DarkMatter takes on politics through their poetry
With politics continuing to change progressively in the current world, many artists are using their craft as a way to express themselves.
Known for their quirky aesthetic and political panache, Alok Vaid-Menon and Janani Balasubramanian are poets and spoken word artists based in New York City, who use their words to do just that. Together, they make up DarkMatter, a non-binary trans South Asian creative collaboration.
Much of their poetry, which is often radical and politically charged, cover topics such as the need of intersectionality in feminist, gay and queer communities, the complication of online dating when intertwined with progressive politics and social justice issues in America, India, and other communities in the world.
Before becoming and performing together as DarkMatter, the two of them met during their undergraduate years in college at Stanford University in 2009. Vaid-Menon was originally from the small, conservative town of College Station, Texas while Balasubramanian grew up in St. Louis, Missouri. They ended up in New York City after Alok received a fellowship to work with the Audre Lorde Project, a nonprofit and community organizing center for the lesbian, gay, bisexual, two-spirit, trans and gender non-conforming (LGBTSTGNC) people of color communities.
“[I] am from a long legacy of femmes subverting the patriarchy and existing and thriving structures and communities that we were never meant for us,” Vaid-Menon said when asked them to tell me about themselves.
The name for their collaborative project, DarkMatter, emerged from a lot of late night conversations, direct actions, community organizing meetings, and poetry slams.
“It was just a formal container to hold all the ideas, aesthetics, and politics we were already cultivating together as friends,” Vaid-Menon and Balasubramanian said. “It’s not so much that we decided to collaborate, it was just kind of something that happened. Janani came up with the name because they’re a nerd. Dark matter, the stuff, and dark energy, the other non-stuff, comprise 90% of the universe but are only understood in their effects—the way they obscure the gravity of the ‘light’ objects around them.”

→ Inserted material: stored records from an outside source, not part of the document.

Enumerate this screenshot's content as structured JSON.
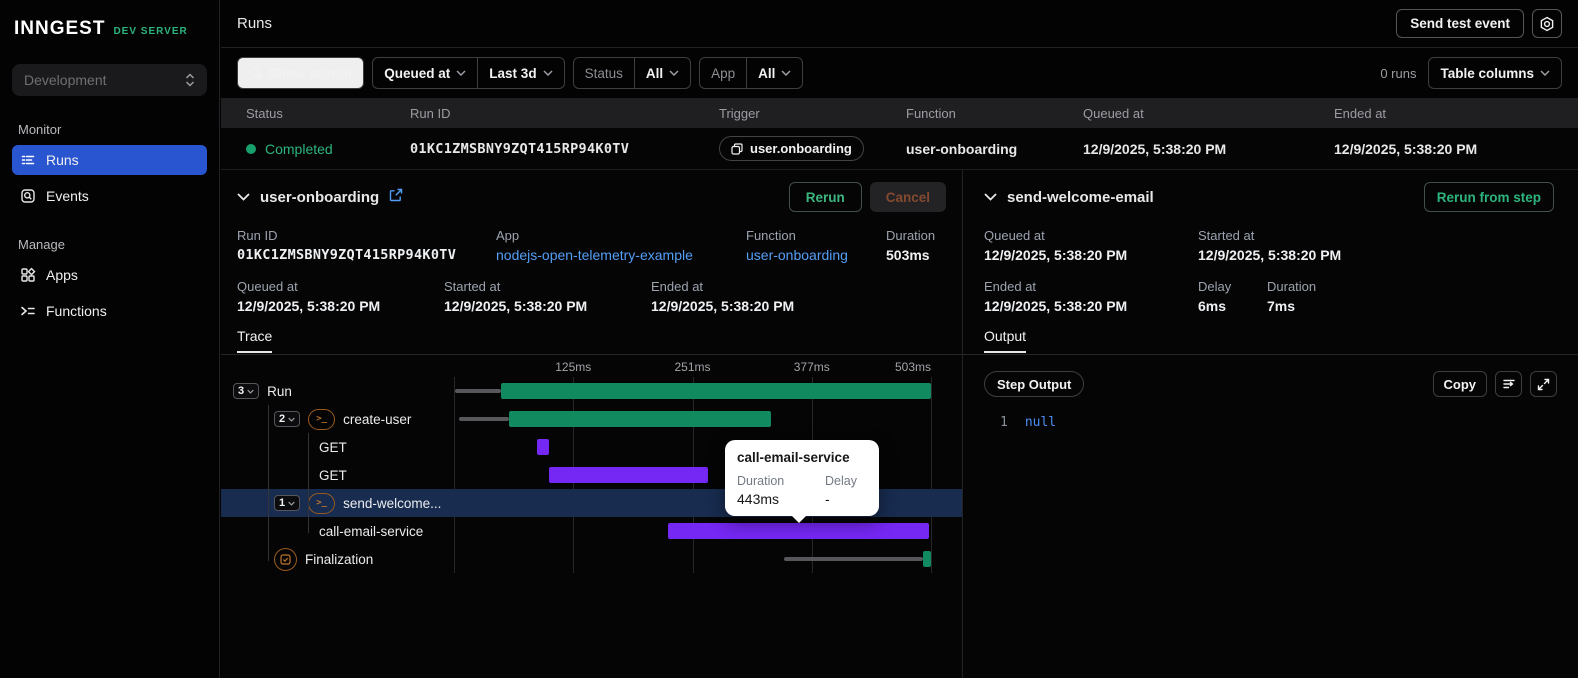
{
  "app": {
    "logo": "INNGEST",
    "env_badge": "DEV SERVER"
  },
  "sidebar": {
    "environment": "Development",
    "monitor_label": "Monitor",
    "manage_label": "Manage",
    "items": {
      "runs": "Runs",
      "events": "Events",
      "apps": "Apps",
      "functions": "Functions"
    }
  },
  "header": {
    "title": "Runs",
    "send_test_event": "Send test event"
  },
  "filters": {
    "show_search": "Show search",
    "time_field": "Queued at",
    "time_range": "Last 3d",
    "status_label": "Status",
    "status_value": "All",
    "app_label": "App",
    "app_value": "All",
    "runs_count": "0 runs",
    "table_columns": "Table columns"
  },
  "runs_table": {
    "columns": [
      "Status",
      "Run ID",
      "Trigger",
      "Function",
      "Queued at",
      "Ended at"
    ],
    "row": {
      "status": "Completed",
      "run_id": "01KC1ZMSBNY9ZQT415RP94K0TV",
      "trigger": "user.onboarding",
      "function": "user-onboarding",
      "queued_at": "12/9/2025, 5:38:20 PM",
      "ended_at": "12/9/2025, 5:38:20 PM"
    }
  },
  "run_details": {
    "title": "user-onboarding",
    "rerun": "Rerun",
    "cancel": "Cancel",
    "fields_row1": [
      {
        "label": "Run ID",
        "value": "01KC1ZMSBNY9ZQT415RP94K0TV",
        "kind": "mono"
      },
      {
        "label": "App",
        "value": "nodejs-open-telemetry-example",
        "kind": "link"
      },
      {
        "label": "Function",
        "value": "user-onboarding",
        "kind": "link"
      },
      {
        "label": "Duration",
        "value": "503ms"
      }
    ],
    "fields_row2": [
      {
        "label": "Queued at",
        "value": "12/9/2025, 5:38:20 PM"
      },
      {
        "label": "Started at",
        "value": "12/9/2025, 5:38:20 PM"
      },
      {
        "label": "Ended at",
        "value": "12/9/2025, 5:38:20 PM"
      }
    ],
    "tab": "Trace"
  },
  "trace": {
    "axis_ticks": [
      {
        "label": "125ms",
        "pct": 25
      },
      {
        "label": "251ms",
        "pct": 50
      },
      {
        "label": "377ms",
        "pct": 75
      },
      {
        "label": "503ms",
        "pct": 100
      }
    ],
    "gridlines_pct": [
      0,
      25,
      50,
      75,
      100
    ],
    "rows": [
      {
        "label": "Run",
        "badge": "3",
        "indent": 0,
        "icon": null,
        "line": [
          0.2,
          9.9
        ],
        "bar": [
          9.9,
          100
        ],
        "color": "green",
        "selected": false
      },
      {
        "label": "create-user",
        "badge": "2",
        "indent": 1,
        "icon": "code",
        "line": [
          1.0,
          11.5
        ],
        "bar": [
          11.5,
          66.5
        ],
        "color": "green",
        "selected": false
      },
      {
        "label": "GET",
        "badge": null,
        "indent": 2,
        "icon": null,
        "line": null,
        "bar": [
          17.4,
          19.9
        ],
        "color": "purple",
        "selected": false
      },
      {
        "label": "GET",
        "badge": null,
        "indent": 2,
        "icon": null,
        "line": null,
        "bar": [
          19.9,
          53.2
        ],
        "color": "purple",
        "selected": false
      },
      {
        "label": "send-welcome...",
        "badge": "1",
        "indent": 1,
        "icon": "code",
        "line": null,
        "bar": [
          67.5,
          70.6
        ],
        "color": "green",
        "selected": true
      },
      {
        "label": "call-email-service",
        "badge": null,
        "indent": 2,
        "icon": null,
        "line": null,
        "bar": [
          44.9,
          99.6
        ],
        "color": "purple",
        "selected": false
      },
      {
        "label": "Finalization",
        "badge": null,
        "indent": 1,
        "icon": "check",
        "line": [
          69.2,
          98.3
        ],
        "bar": [
          98.3,
          100
        ],
        "color": "green",
        "selected": false
      }
    ],
    "tooltip": {
      "title": "call-email-service",
      "duration_label": "Duration",
      "delay_label": "Delay",
      "duration": "443ms",
      "delay": "-"
    }
  },
  "step_details": {
    "title": "send-welcome-email",
    "rerun_from_step": "Rerun from step",
    "fields_row1": [
      {
        "label": "Queued at",
        "value": "12/9/2025, 5:38:20 PM"
      },
      {
        "label": "Started at",
        "value": "12/9/2025, 5:38:20 PM"
      }
    ],
    "fields_row2": [
      {
        "label": "Ended at",
        "value": "12/9/2025, 5:38:20 PM"
      },
      {
        "label": "Delay",
        "value": "6ms"
      },
      {
        "label": "Duration",
        "value": "7ms"
      }
    ],
    "tab": "Output",
    "output": {
      "badge": "Step Output",
      "copy": "Copy",
      "line_number": "1",
      "code": "null"
    }
  },
  "colors": {
    "green": "#108a5e",
    "purple": "#7527f3",
    "green_text": "#2db57d",
    "selected_row": "#182c50",
    "accent_blue": "#2a55d0",
    "link": "#549ef6"
  }
}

Performing at sold out venues throughout the country and on various college campuses, their most recent project is the #ItGetsBitter tour, which they said is the latest iteration of the show they’ve been doing together for the past few years. Their tour was recently featured in the Public Theater’s Under the Radar festival last month. The #ItGetsBitter tour shines a light on the problems of racism and imperialism faced in contemporary LGBT communities.
When discussing the poetry scene in New York City, both Vaid-Menon and Balasubramanian agreed that there are various facets when it comes to the arts scene in the city; it depends on which scene someone is referring to.

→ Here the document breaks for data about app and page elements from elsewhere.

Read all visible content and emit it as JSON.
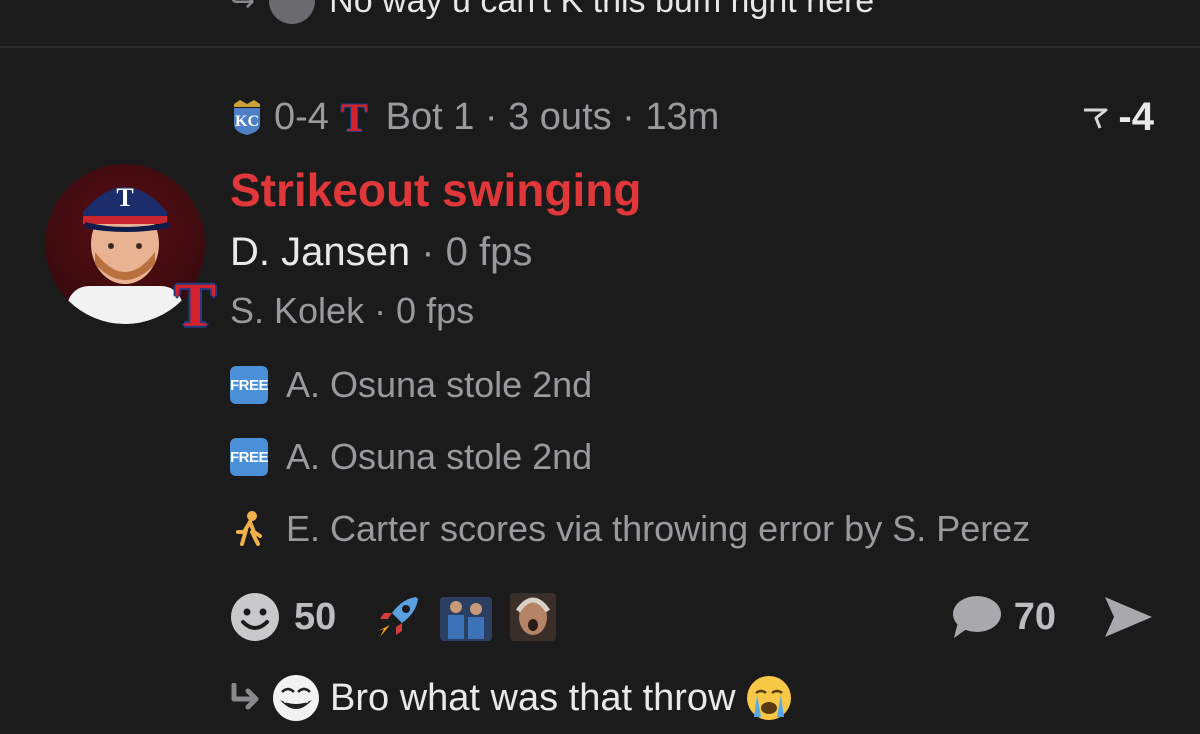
{
  "prev_reply": {
    "text": "No way u can't K this bum right here"
  },
  "header": {
    "away_team_icon": "kc-royals-logo",
    "score": "0-4",
    "home_team_icon": "rangers-t-logo",
    "inning_info": "Bot 1 · 3 outs · 13m",
    "points": "-4",
    "points_icon": "flag-icon"
  },
  "play": {
    "title": "Strikeout swinging",
    "title_color": "#e0383a",
    "primary_player": "D. Jansen",
    "primary_fps": "· 0 fps",
    "secondary_line": "S. Kolek · 0 fps"
  },
  "events": [
    {
      "icon": "free-badge",
      "badge_text": "FREE",
      "text": "A. Osuna stole 2nd"
    },
    {
      "icon": "free-badge",
      "badge_text": "FREE",
      "text": "A. Osuna stole 2nd"
    },
    {
      "icon": "runner-icon",
      "text": "E. Carter scores via throwing error by S. Perez"
    }
  ],
  "reactions": {
    "smiley_count": "50",
    "comments_count": "70"
  },
  "reply": {
    "text": "Bro what was that throw"
  }
}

“On the one hand, there’s an institutional arts world which we’ve participated in to some extent that is extraordinarily white, CIS and ‘monied’ and then there’s all sorts of cultural production that doesn’t fit in that rubric,” they both said. “I think to be an artist [in New York City] you have to be a little slippery and be willing to put on different approaches, languages, acts, etc. in various spaces— while trying to be attentive to your core creative and political integrity.”

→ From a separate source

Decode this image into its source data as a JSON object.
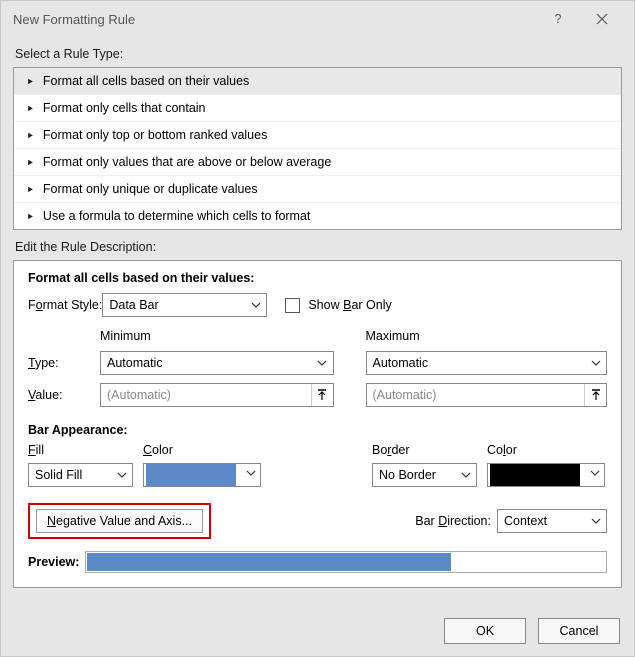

Regarding their poetry and where the inspiration for their poetry stems from, they said it comes from all over the place; from their lives, their friends, and histories of political and aesthetic struggle and they both go through different processes while writing their material.
“[I] grew up as an emo kid and like to write by sitting in the darkness and crying alone and writing one draft,” Vaid-Menon said.
“[I] have an overactive subconscious so I do a lot of writing and scheming in my dreams and pen it down into more formal language in the waking life,” Balasubramanian said.
They hope that their poetry and performances can encourage and inspire other students and youths to be aware of important issues and to become activists with the initiative to make a change in their communities.
“We live in a world that constantly tries to toss out “unprofessional” things like feelings, vulnerability, and femininity out of the public sphere,” Vaid-Menon and Balasubramanian said. “I think our job as cultural workers, and particularly as those attentive to political transformation, is to give language, life, and space to that which is continuously cast out and evince the magic, joy, and pain of the ordinary.”